#### GOAL OF THE EXERCISE:
Search the data for the string "nhập", and report each line where it is found.
[Start of Attachment]
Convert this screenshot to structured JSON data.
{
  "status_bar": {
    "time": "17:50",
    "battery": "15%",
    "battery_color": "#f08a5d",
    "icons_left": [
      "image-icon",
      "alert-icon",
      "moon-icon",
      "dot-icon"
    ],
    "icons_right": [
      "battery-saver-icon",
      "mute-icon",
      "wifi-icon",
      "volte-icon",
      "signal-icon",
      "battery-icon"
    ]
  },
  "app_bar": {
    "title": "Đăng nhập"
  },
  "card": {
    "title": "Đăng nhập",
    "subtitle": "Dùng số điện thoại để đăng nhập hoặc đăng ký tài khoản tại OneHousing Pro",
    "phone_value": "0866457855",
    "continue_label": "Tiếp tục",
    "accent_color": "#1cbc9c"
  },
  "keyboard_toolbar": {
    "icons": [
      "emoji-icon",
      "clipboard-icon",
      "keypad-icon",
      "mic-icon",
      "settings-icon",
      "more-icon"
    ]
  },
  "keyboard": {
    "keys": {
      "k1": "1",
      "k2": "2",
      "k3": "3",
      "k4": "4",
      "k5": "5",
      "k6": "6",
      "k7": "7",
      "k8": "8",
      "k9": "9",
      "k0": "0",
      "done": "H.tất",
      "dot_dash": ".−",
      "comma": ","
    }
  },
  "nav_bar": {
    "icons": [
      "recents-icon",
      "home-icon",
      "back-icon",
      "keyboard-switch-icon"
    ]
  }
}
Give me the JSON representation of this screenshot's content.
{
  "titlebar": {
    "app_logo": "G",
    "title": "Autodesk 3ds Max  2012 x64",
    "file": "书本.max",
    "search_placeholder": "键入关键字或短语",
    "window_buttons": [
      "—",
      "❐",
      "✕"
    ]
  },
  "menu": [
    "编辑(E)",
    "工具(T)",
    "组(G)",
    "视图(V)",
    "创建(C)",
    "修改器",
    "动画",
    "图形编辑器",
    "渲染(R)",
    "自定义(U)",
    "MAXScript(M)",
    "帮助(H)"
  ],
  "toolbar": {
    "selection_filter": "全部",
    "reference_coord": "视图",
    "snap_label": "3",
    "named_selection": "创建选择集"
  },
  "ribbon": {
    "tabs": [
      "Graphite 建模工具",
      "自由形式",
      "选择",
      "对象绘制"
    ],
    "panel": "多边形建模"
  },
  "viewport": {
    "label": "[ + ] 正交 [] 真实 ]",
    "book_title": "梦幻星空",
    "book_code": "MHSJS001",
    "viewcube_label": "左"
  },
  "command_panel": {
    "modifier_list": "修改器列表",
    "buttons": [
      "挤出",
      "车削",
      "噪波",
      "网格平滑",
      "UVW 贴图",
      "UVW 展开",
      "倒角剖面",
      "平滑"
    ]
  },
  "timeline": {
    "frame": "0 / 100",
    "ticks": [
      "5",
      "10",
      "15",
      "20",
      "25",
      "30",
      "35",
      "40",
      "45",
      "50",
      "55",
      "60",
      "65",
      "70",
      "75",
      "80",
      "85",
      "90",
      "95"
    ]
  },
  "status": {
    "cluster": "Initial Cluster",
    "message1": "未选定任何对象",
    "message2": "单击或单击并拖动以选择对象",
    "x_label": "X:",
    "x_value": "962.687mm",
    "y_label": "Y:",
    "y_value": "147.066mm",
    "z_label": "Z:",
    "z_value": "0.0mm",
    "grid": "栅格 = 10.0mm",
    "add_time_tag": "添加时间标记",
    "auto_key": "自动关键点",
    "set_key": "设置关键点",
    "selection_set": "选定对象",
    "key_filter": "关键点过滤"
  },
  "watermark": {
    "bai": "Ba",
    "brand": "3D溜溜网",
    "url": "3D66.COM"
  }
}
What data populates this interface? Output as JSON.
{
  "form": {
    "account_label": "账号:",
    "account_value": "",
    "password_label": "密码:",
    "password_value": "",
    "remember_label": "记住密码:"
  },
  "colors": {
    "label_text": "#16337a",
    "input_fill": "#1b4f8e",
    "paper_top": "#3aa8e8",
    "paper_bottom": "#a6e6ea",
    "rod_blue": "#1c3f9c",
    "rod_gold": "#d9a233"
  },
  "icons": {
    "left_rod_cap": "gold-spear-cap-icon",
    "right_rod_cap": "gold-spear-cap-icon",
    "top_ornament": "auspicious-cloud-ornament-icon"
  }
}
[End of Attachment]
#### RESPONSE:
    "title": "Đăng nhập"
    "title": "Đăng nhập",
    "subtitle": "Dùng số điện thoại để đăng nhập hoặc đăng ký tài khoản tại OneHousing Pro",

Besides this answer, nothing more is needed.